Begum Khurshid Mirza was one of the senior Pakistani television actors and before Indo-Pak partition she worked in the Indian film industry with the screen name of Renuka Devi. She was born on 4 March 1918 at Aligarh, India. She belonged to the upper middle class family of India. Her father was the leading advocate at Aligarh. Her father was Kashmiri Brahmin who later converted to Islam. Her parents Sheikh Abdullah and Waheed Jahan Begum were the founders of Aligarh Girl’s College. Khursid Jahan as well completed her studies from the Aligarh school and college. She remained at Aligarh until 1934 when she got married to Akbar Mirza a police officer at Delhi.
At Delhi, she stayed with her in laws. Her filmy career started at Bombay. In 1939, a variety show was organized to collect money for the flood victims by the wives of government officers and least donation was fixed as 10 RS. In a theater show there, Begum Khurshid played sitar and show went successful. Many people admired her presence on stage over there and some of them said that she could easily manage to enter the film industry. She perused the film career in Bombay. She acted in many films there. She worked in the film industry with the screen name of Renuka Devi. Few of her films include Bari Daddi (1939), Bhakti (1939), Bhabhi (1938), Naya Sansar (1941), Ghulami (1944) and many other films. In February 1944, she announced her retirement from Indian film industry.
She migrated to Pakistan after the partition of Pakistan. Later when Pakistan television Corporation started its transmission and drama serials, it required the professionals. She was rediscovered and she worked in a serial name Kiran Kahani written by Haseena Moeen. After that, she worked in so many other serials and in all the plays her performance was remarkable. She performed in dozens of popular series while staying there at Karachi. She also used to sing songs. She gave her last performance in a play named “Ana”. She permanently moved to Lahore to be with her daughters in 1985 after her retirement.

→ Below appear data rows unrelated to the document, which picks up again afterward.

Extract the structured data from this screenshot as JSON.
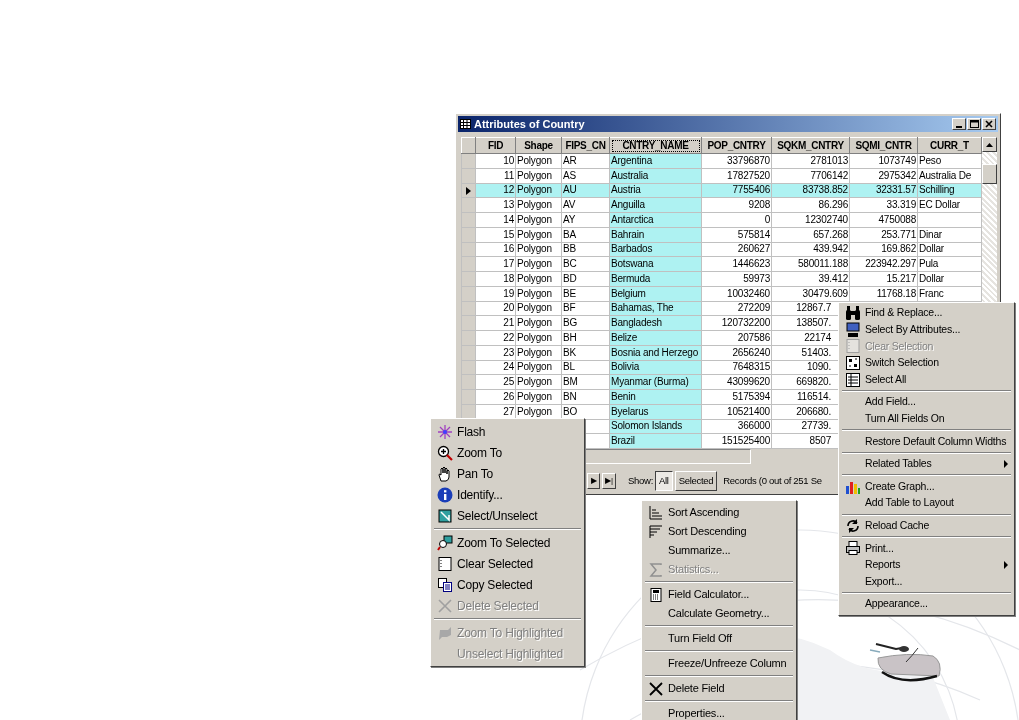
{
  "window": {
    "title": "Attributes of Country"
  },
  "table": {
    "columns": [
      {
        "name": "FID",
        "selected": false,
        "kind": "number"
      },
      {
        "name": "Shape",
        "selected": false,
        "kind": "text"
      },
      {
        "name": "FIPS_CN",
        "selected": false,
        "kind": "text"
      },
      {
        "name": "CNTRY_NAME",
        "selected": true,
        "kind": "text"
      },
      {
        "name": "POP_CNTRY",
        "selected": false,
        "kind": "number"
      },
      {
        "name": "SQKM_CNTRY",
        "selected": false,
        "kind": "number"
      },
      {
        "name": "SQMI_CNTR",
        "selected": false,
        "kind": "number"
      },
      {
        "name": "CURR_T",
        "selected": false,
        "kind": "text"
      }
    ],
    "rows": [
      {
        "kind": "full",
        "selected": false,
        "cells": [
          "10",
          "Polygon",
          "AR",
          "Argentina",
          "33796870",
          "2781013",
          "1073749",
          "Peso"
        ]
      },
      {
        "kind": "full",
        "selected": false,
        "cells": [
          "11",
          "Polygon",
          "AS",
          "Australia",
          "17827520",
          "7706142",
          "2975342",
          "Australia De"
        ]
      },
      {
        "kind": "full",
        "selected": true,
        "cells": [
          "12",
          "Polygon",
          "AU",
          "Austria",
          "7755406",
          "83738.852",
          "32331.57",
          "Schilling"
        ]
      },
      {
        "kind": "full",
        "selected": false,
        "cells": [
          "13",
          "Polygon",
          "AV",
          "Anguilla",
          "9208",
          "86.296",
          "33.319",
          "EC Dollar"
        ]
      },
      {
        "kind": "full",
        "selected": false,
        "cells": [
          "14",
          "Polygon",
          "AY",
          "Antarctica",
          "0",
          "12302740",
          "4750088"
        ]
      },
      {
        "kind": "full",
        "selected": false,
        "cells": [
          "15",
          "Polygon",
          "BA",
          "Bahrain",
          "575814",
          "657.268",
          "253.771",
          "Dinar"
        ]
      },
      {
        "kind": "full",
        "selected": false,
        "cells": [
          "16",
          "Polygon",
          "BB",
          "Barbados",
          "260627",
          "439.942",
          "169.862",
          "Dollar"
        ]
      },
      {
        "kind": "full",
        "selected": false,
        "cells": [
          "17",
          "Polygon",
          "BC",
          "Botswana",
          "1446623",
          "580011.188",
          "223942.297",
          "Pula"
        ]
      },
      {
        "kind": "full",
        "selected": false,
        "cells": [
          "18",
          "Polygon",
          "BD",
          "Bermuda",
          "59973",
          "39.412",
          "15.217",
          "Dollar"
        ]
      },
      {
        "kind": "full",
        "selected": false,
        "cells": [
          "19",
          "Polygon",
          "BE",
          "Belgium",
          "10032460",
          "30479.609",
          "11768.18",
          "Franc"
        ]
      },
      {
        "kind": "covered_right",
        "selected": false,
        "cells": [
          "20",
          "Polygon",
          "BF",
          "Bahamas, The",
          "272209",
          "12867.7"
        ]
      },
      {
        "kind": "covered_right",
        "selected": false,
        "cells": [
          "21",
          "Polygon",
          "BG",
          "Bangladesh",
          "120732200",
          "138507."
        ]
      },
      {
        "kind": "covered_right",
        "selected": false,
        "cells": [
          "22",
          "Polygon",
          "BH",
          "Belize",
          "207586",
          "22174"
        ]
      },
      {
        "kind": "covered_right",
        "selected": false,
        "cells": [
          "23",
          "Polygon",
          "BK",
          "Bosnia and Herzego",
          "2656240",
          "51403."
        ]
      },
      {
        "kind": "covered_right",
        "selected": false,
        "cells": [
          "24",
          "Polygon",
          "BL",
          "Bolivia",
          "7648315",
          "1090."
        ]
      },
      {
        "kind": "covered_right",
        "selected": false,
        "cells": [
          "25",
          "Polygon",
          "BM",
          "Myanmar (Burma)",
          "43099620",
          "669820."
        ]
      },
      {
        "kind": "covered_right",
        "selected": false,
        "cells": [
          "26",
          "Polygon",
          "BN",
          "Benin",
          "5175394",
          "116514."
        ]
      },
      {
        "kind": "covered_right",
        "selected": false,
        "cells": [
          "27",
          "Polygon",
          "BO",
          "Byelarus",
          "10521400",
          "206680."
        ]
      },
      {
        "kind": "covered_both",
        "selected": false,
        "cells": [
          "Solomon Islands",
          "366000",
          "27739."
        ]
      },
      {
        "kind": "covered_both",
        "selected": false,
        "cells": [
          "Brazil",
          "151525400",
          "8507"
        ]
      }
    ]
  },
  "footer": {
    "nav_buttons": [
      "▶",
      "▶|"
    ],
    "show_label": "Show:",
    "show_options": [
      {
        "label": "All",
        "selected": true
      },
      {
        "label": "Selected",
        "selected": false
      }
    ],
    "records": "Records (0 out of 251 Se"
  },
  "menus": [
    {
      "groups": [
        [
          {
            "label": "Flash",
            "disabled": false,
            "submenu": false
          },
          {
            "label": "Zoom To",
            "disabled": false,
            "submenu": false
          },
          {
            "label": "Pan To",
            "disabled": false,
            "submenu": false
          },
          {
            "label": "Identify...",
            "disabled": false,
            "submenu": false
          },
          {
            "label": "Select/Unselect",
            "disabled": false,
            "submenu": false
          }
        ],
        [
          {
            "label": "Zoom To Selected",
            "disabled": false,
            "submenu": false
          },
          {
            "label": "Clear Selected",
            "disabled": false,
            "submenu": false
          },
          {
            "label": "Copy Selected",
            "disabled": false,
            "submenu": false
          },
          {
            "label": "Delete Selected",
            "disabled": true,
            "submenu": false
          }
        ],
        [
          {
            "label": "Zoom To Highlighted",
            "disabled": true,
            "submenu": false
          },
          {
            "label": "Unselect Highlighted",
            "disabled": true,
            "submenu": false
          }
        ]
      ]
    },
    {
      "groups": [
        [
          {
            "label": "Sort Ascending",
            "disabled": false,
            "submenu": false
          },
          {
            "label": "Sort Descending",
            "disabled": false,
            "submenu": false
          },
          {
            "label": "Summarize...",
            "disabled": false,
            "submenu": false
          },
          {
            "label": "Statistics...",
            "disabled": true,
            "submenu": false
          }
        ],
        [
          {
            "label": "Field Calculator...",
            "disabled": false,
            "submenu": false
          },
          {
            "label": "Calculate Geometry...",
            "disabled": false,
            "submenu": false
          }
        ],
        [
          {
            "label": "Turn Field Off",
            "disabled": false,
            "submenu": false
          }
        ],
        [
          {
            "label": "Freeze/Unfreeze Column",
            "disabled": false,
            "submenu": false
          }
        ],
        [
          {
            "label": "Delete Field",
            "disabled": false,
            "submenu": false
          }
        ],
        [
          {
            "label": "Properties...",
            "disabled": false,
            "submenu": false
          }
        ]
      ]
    },
    {
      "groups": [
        [
          {
            "label": "Find & Replace...",
            "disabled": false,
            "submenu": false
          },
          {
            "label": "Select By Attributes...",
            "disabled": false,
            "submenu": false
          },
          {
            "label": "Clear Selection",
            "disabled": true,
            "submenu": false
          },
          {
            "label": "Switch Selection",
            "disabled": false,
            "submenu": false
          },
          {
            "label": "Select All",
            "disabled": false,
            "submenu": false
          }
        ],
        [
          {
            "label": "Add Field...",
            "disabled": false,
            "submenu": false
          },
          {
            "label": "Turn All Fields On",
            "disabled": false,
            "submenu": false
          }
        ],
        [
          {
            "label": "Restore Default Column Widths",
            "disabled": false,
            "submenu": false
          }
        ],
        [
          {
            "label": "Related Tables",
            "disabled": false,
            "submenu": true
          }
        ],
        [
          {
            "label": "Create Graph...",
            "disabled": false,
            "submenu": false
          },
          {
            "label": "Add Table to Layout",
            "disabled": false,
            "submenu": false
          }
        ],
        [
          {
            "label": "Reload Cache",
            "disabled": false,
            "submenu": false
          }
        ],
        [
          {
            "label": "Print...",
            "disabled": false,
            "submenu": false
          },
          {
            "label": "Reports",
            "disabled": false,
            "submenu": true
          },
          {
            "label": "Export...",
            "disabled": false,
            "submenu": false
          }
        ],
        [
          {
            "label": "Appearance...",
            "disabled": false,
            "submenu": false
          }
        ]
      ]
    }
  ]
}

After migrating to Pakistan, she voluntarily worked for the needy and poor women. In 1982, she wrote her autobiography in which she wrote about her parents, her childhood, her sibling, her marriage, Indian films, migration to Pakistan and many other things. She also received Pride of Performance in 1985. She died in 1989.